I think that the podcast is overcomplicating a very simple process. With a mini-mash, you are just trying to convert the enzymes in the small amount of grain you are using but in the end, the extract itself will always be the major supplier of the fermentables.
I remember when I first started brewing the More Beer instructions that came with the recipes said to throw the bag full of grains into your pre-boil water and simply remove it before the water starts to boil. I would certainly NOT recommend you do that but you have to admire their simplistic approach.
I would try to treat mini-mashing just like I would treat a single temp infusion all-grain batch. Using the ratio of 1.25 to 1.35 gallons of water per 1 pound of grain, fill your kettle with the calculated water amount, bring temp to about 150 - 155, add grain bag, and hold temp range for 30 minutes. When the 30 minutes is up, remove the bag, add the rest of your pre-boil water, and bring to a boil, add extract and hops as required.
I understand that the podcast is trying to get the most fermentable sugars from the mini-mash and then they are trying to denature the enzymes but is all that really necessary for a mini-mash? I don't think so. Will it make a significantly better beer? I highly doubt it since the majority of the fermentables come from the extract, not the grains.

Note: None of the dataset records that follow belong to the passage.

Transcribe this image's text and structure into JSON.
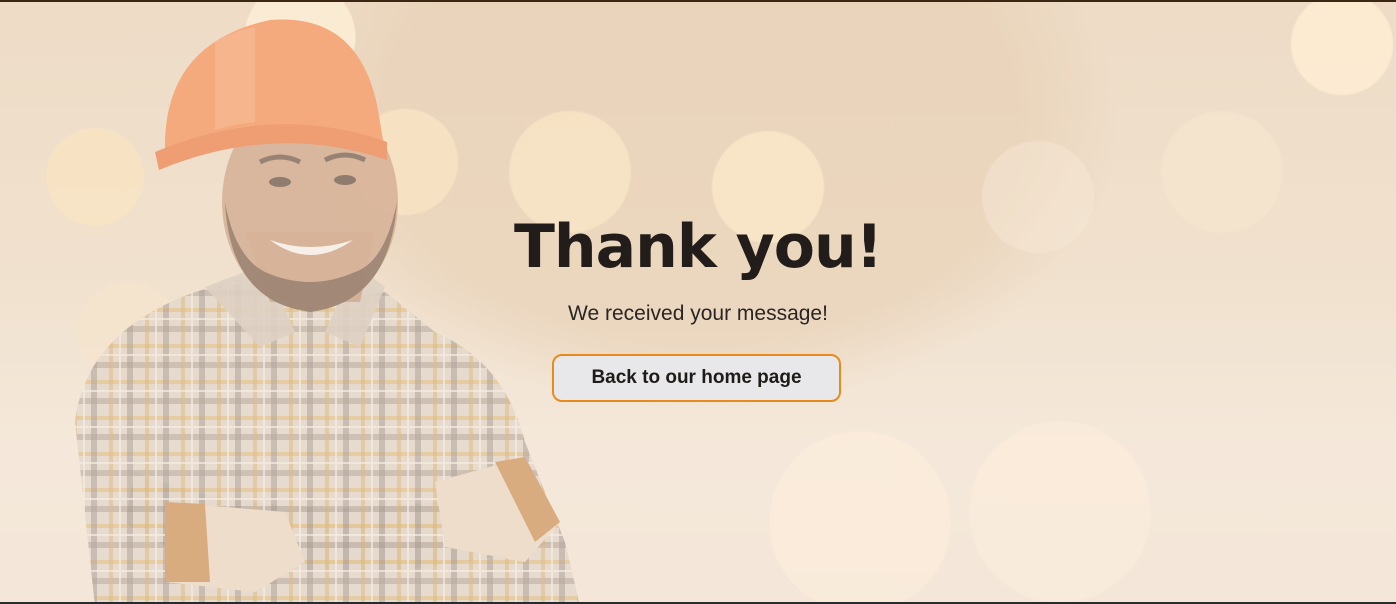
{
  "page": {
    "title": "Thank you!",
    "message": "We received your message!",
    "home_button_label": "Back to our home page"
  },
  "colors": {
    "accent_border": "#e88a1c",
    "button_fill": "#e8e8ea",
    "text_dark": "#221d1a",
    "background": "#ecdcc6"
  },
  "icons": {
    "hero_image": "worker-photo"
  }
}
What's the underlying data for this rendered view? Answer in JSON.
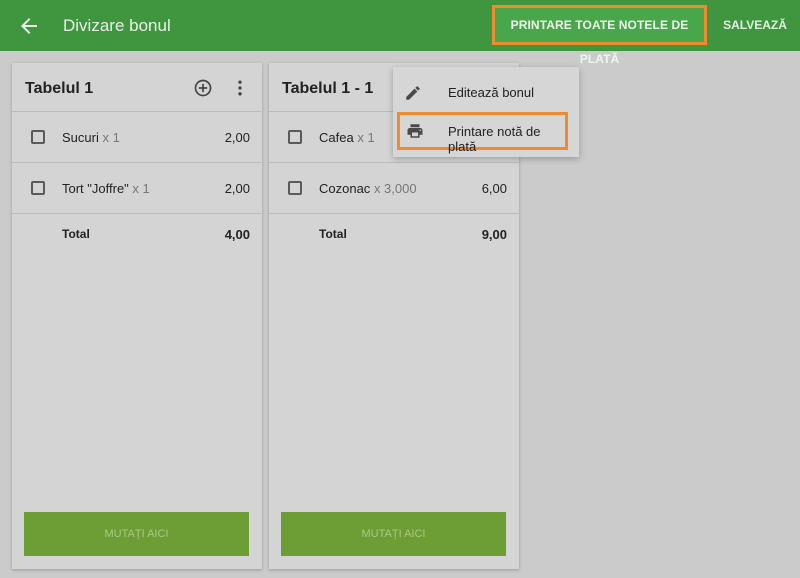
{
  "appbar": {
    "title": "Divizare bonul",
    "print_all_label": "PRINTARE TOATE NOTELE DE PLATĂ",
    "save_label": "SALVEAZĂ"
  },
  "tables": [
    {
      "title": "Tabelul 1",
      "items": [
        {
          "name": "Sucuri",
          "qty": "x 1",
          "price": "2,00"
        },
        {
          "name": "Tort \"Joffre\"",
          "qty": "x 1",
          "price": "2,00"
        }
      ],
      "total_label": "Total",
      "total_value": "4,00",
      "move_label": "MUTAȚI AICI"
    },
    {
      "title": "Tabelul 1 - 1",
      "items": [
        {
          "name": "Cafea",
          "qty": "x 1",
          "price": ""
        },
        {
          "name": "Cozonac",
          "qty": "x 3,000",
          "price": "6,00"
        }
      ],
      "total_label": "Total",
      "total_value": "9,00",
      "move_label": "MUTAȚI AICI"
    }
  ],
  "menu": {
    "edit_label": "Editează bonul",
    "print_label": "Printare notă de plată"
  },
  "colors": {
    "appbar": "#3f963f",
    "highlight": "#ee8a2f",
    "move_button": "#6d9e35"
  }
}
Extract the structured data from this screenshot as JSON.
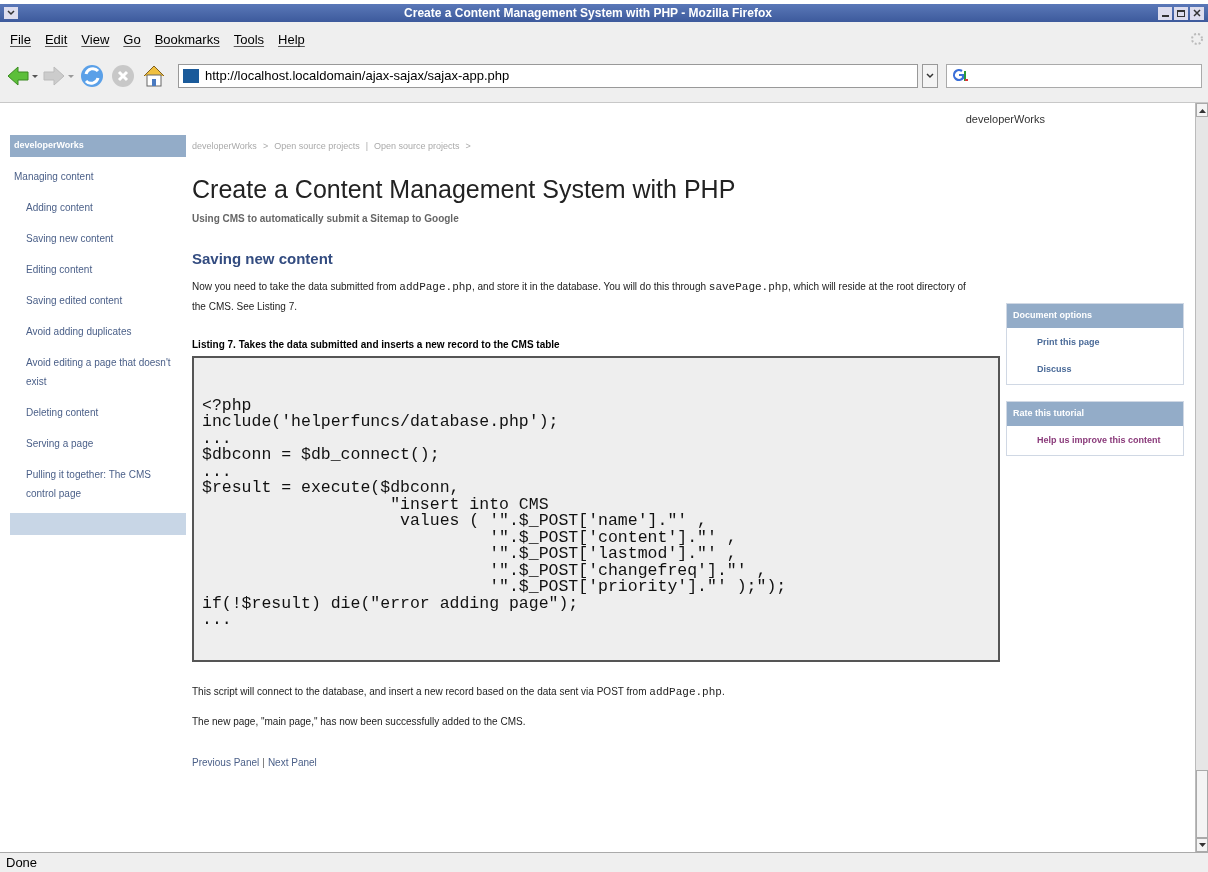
{
  "window": {
    "title": "Create a Content Management System with PHP - Mozilla Firefox"
  },
  "menu": [
    "File",
    "Edit",
    "View",
    "Go",
    "Bookmarks",
    "Tools",
    "Help"
  ],
  "address": {
    "value": "http://localhost.localdomain/ajax-sajax/sajax-app.php"
  },
  "page": {
    "site_label": "developerWorks",
    "sidebar": {
      "header": "developerWorks",
      "items": [
        {
          "label": "Managing content",
          "children": [
            {
              "label": "Adding content"
            },
            {
              "label": "Saving new content"
            },
            {
              "label": "Editing content"
            },
            {
              "label": "Saving edited content"
            },
            {
              "label": "Avoid adding duplicates"
            },
            {
              "label": "Avoid editing a page that doesn't exist"
            },
            {
              "label": "Deleting content"
            },
            {
              "label": "Serving a page"
            },
            {
              "label": "Pulling it together: The CMS control page"
            }
          ]
        }
      ]
    },
    "breadcrumb": [
      "developerWorks",
      ">",
      "Open source projects",
      "|",
      "Open source projects",
      ">"
    ],
    "title": "Create a Content Management System with PHP",
    "subtitle": "Using CMS to automatically submit a Sitemap to Google",
    "section_heading": "Saving new content",
    "intro": [
      {
        "text": "Now you need to take the data submitted from "
      },
      {
        "text": "addPage.php",
        "code": true
      },
      {
        "text": ", and store it in the database. You will do this through "
      },
      {
        "text": "savePage.php",
        "code": true
      },
      {
        "text": ", which will reside at the root directory of the CMS. See Listing 7."
      }
    ],
    "listing_caption": "Listing 7. Takes the data submitted and inserts a new record to the CMS table",
    "listing": [
      "<?php",
      "include('helperfuncs/database.php');",
      "...",
      "$dbconn = $db_connect();",
      "...",
      "$result = execute($dbconn,",
      "                   \"insert into CMS",
      "                    values ( '\".$_POST['name'].\"' ,",
      "                             '\".$_POST['content'].\"' ,",
      "                             '\".$_POST['lastmod'].\"' ,",
      "                             '\".$_POST['changefreq'].\"' ,",
      "                             '\".$_POST['priority'].\"' );\");",
      "if(!$result) die(\"error adding page\");",
      "..."
    ],
    "after": [
      [
        {
          "text": "This script will connect to the database, and insert a new record based on the data sent via POST from "
        },
        {
          "text": "addPage.php",
          "code": true
        },
        {
          "text": "."
        }
      ],
      [
        {
          "text": "The new page, \"main page,\" has now been successfully added to the CMS."
        }
      ]
    ],
    "pager": [
      "Previous Panel",
      "|",
      "Next Panel"
    ],
    "side_boxes": [
      {
        "header": "Document options",
        "links": [
          {
            "label": "Print this page",
            "visited": false
          },
          {
            "label": "Discuss",
            "visited": false
          }
        ]
      },
      {
        "header": "Rate this tutorial",
        "links": [
          {
            "label": "Help us improve this content",
            "visited": true
          }
        ]
      }
    ]
  },
  "status_bar": "Done"
}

EDIT: I just wanted to add that I am assuming that the mini-mash is composed of both specialty grains and base malts. If not, then the specialty malts do not require any type of conversion and can basically just be steeped using the process I outlined above.